Gran Teatro de La Habana, the main venue of the Cuban National Ballet, is a very valuable architectural work, although an academician in search of clearer, more linear constructive categories may perhaps disqualify it.
Havana’s Parque Central is a much frequented zone that has witnessed the passing of different architectural periods, from the old and beautiful structure of Hotel Inglaterra, dating from the 19th century, to the unusual layout of the Plaza Hotel from the early 20th century or the modern structure of the NH Parque Central Hotel.
However, looking at them doesn’t cause as spectacular an impact as the Gran Teatro de La Habana, which because of its many different styles never escapes notice, in spite of the fact that it may perhaps be disqualified by specialists in search of clearer, more linear categories.
Scholars make a note of its evident and predominant eclecticism in which neo-baroque, French Renaissance, neo-classical and even Spanish rococo elements are to be found.
That possible wonder of Cuban architecture, located between the streets of San José, San Rafael, Prado and Consulado, is due to the interest of the Sociedad Gallega, the most important and representative Spanish regional society in Cuba at the start of the last century.
Thirty-eight percent of the Spaniards living in the Caribbean nation at the time came from Galicia, and the social institution was planning to move from its former center and construct a new venue that would symbolize the greatest of the culture and traditions of their motherland.
Such project was entrusted to Belgian architect Paul Belau, also the author of the former Presidential Palace, today the Museu de la Revolución.
The first stone of the new Centro Gallego de La Habana was laid on December 8, 1907. It was a granite block brought, for the occasion, directly from the village of Parga in Galicia, Spain.
When it was inaugurated in 1915, it dazzled everyone with its ample dancing salon on the third floor, its exhibition halls and its theater, the most important one in Cuba during the next four decades.
Dedicated to the stage arts, the theater became the epicenter of excellent seasons for the enjoyment of Cuban society during the 1920s.
The best baritones, sopranos, tenors and contraltos in the world performed on this stage.
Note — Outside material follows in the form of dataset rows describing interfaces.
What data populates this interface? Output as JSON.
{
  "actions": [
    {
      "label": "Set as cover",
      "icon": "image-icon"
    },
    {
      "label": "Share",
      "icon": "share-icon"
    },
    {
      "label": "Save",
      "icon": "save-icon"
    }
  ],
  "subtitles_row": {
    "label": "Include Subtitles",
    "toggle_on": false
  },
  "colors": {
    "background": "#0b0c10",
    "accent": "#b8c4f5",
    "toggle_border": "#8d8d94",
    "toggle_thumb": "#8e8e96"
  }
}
Among them were Italians Guido Ciccolini, Lucrecia Bori, Beniamino Gigli and Enrico Caruso; Spanish guitar player Andrés Segovia; French actress Sarah Bernhardt; Russian musician Sergey Rachmaninoff; Polish-American musician Arthur Rubinstein, as well as Russian ballet dancer Anna Pavlova.
It has been said that in addition to lucrative contracts, invited guests also came to verify the characteristics of the center, whose acoustics were said to be surpassed only by those of La Scala in Milan and the Vienna Opera House.
The then so-called Teatro Nacional del Centro Gallego de La Habana profited from the characteristics of a theater previously located in the same place.
That construction was Teatro Tacón, which since its foundation in 1838 until it closed was the largest and most prominent cultural center of Spanish Cuba.
Tacón was among the best theaters in the world, with seating capacity for more than 2,000 persons, including 90 boxes, 552 stalls, 112 seats, 601 places in the gallery and 602 in the so-called gods or claque.
The builders of Centro Gallego respected the design of the old theater up to the smallest detail, which ensured excellent quality that was later evidenced when it became the main venue of the Cuban National Ballet and stage where that prestigious company presents its annual seasons.
Translated by Olimpia Esperanza Sigarroa Santamarina
Revised by Susana Hurlich